Had Apple yesterday unveiled an LTE-based iPhone 5, AT&T would have been in significant marketing trouble given AT&T only offers LTE service in five markets
-- with just fifteen markets up and running until the end of the year. Compare that to Verizon, who would have had an advertising field day contrasting that deployment to their on-schedule plan to offer LTE in 175 markets by the end of the year
You might recall AT&T didn't respond well the last time Verizon highlighted their lack of broadband coverage. In 2009 Verizon's "there's a map for that" ad campaign highlighted how most AT&T users were still chugging along on slower EDGE networks, which provide speeds of 200 kbps under optimal conditions.
AT&T ultimately sued Verizon
, only drawing attention to the fact their network had more than a few holes. AT&T also responded with a series of somewhat underwhelming ads featuring actor Luke Wilson
, highlighting how AT&T users are the only ones able to talk and browse at the same time (something that remains true).
Instead of a renewed LTE version of their ugly 2009 battle with Verizon, AT&T gets the CDMA/GSM iPhone 4S
, which dodges the issue by avoiding real next-gen connectivity altogether. While the 4S doesn't support LTE, it will offer the fastest speeds on the AT&T network -- since the updated device now supports 14.4Mbps HSPA, leaving Sprint and Verizon iPhone 4S users stuck on slower EVDO networks. Still, that 14.4 Mbps is a theoretical maximum, and if your current regional AT&T connectivity is underwhelming, that's likely not going to change with the upgrade.
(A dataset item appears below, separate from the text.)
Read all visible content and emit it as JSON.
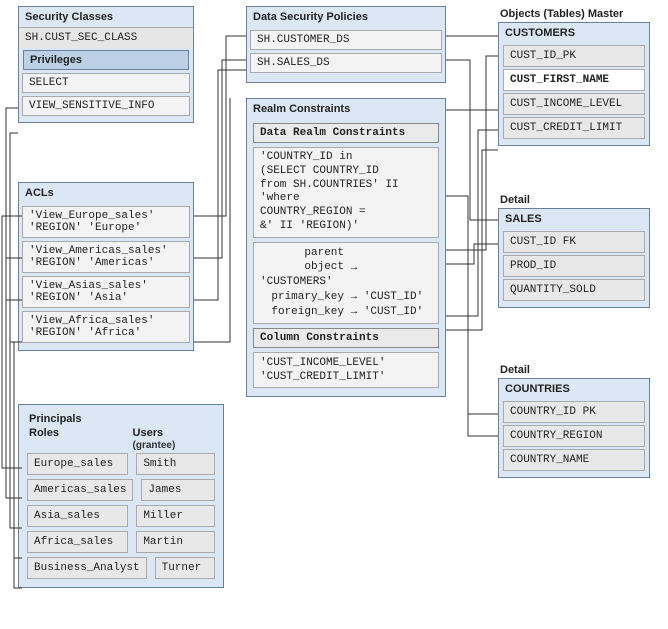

However, AT&T's not out of the woods quite yet; AT&T's LTE build is now racing against the launch of the LTE iPhone 5, which could happen sooner rather than later. Verizon is slated to have their entire EVDO footprint upgraded to LTE by the end of 2014, while AT&T is expected to be at least one year behind.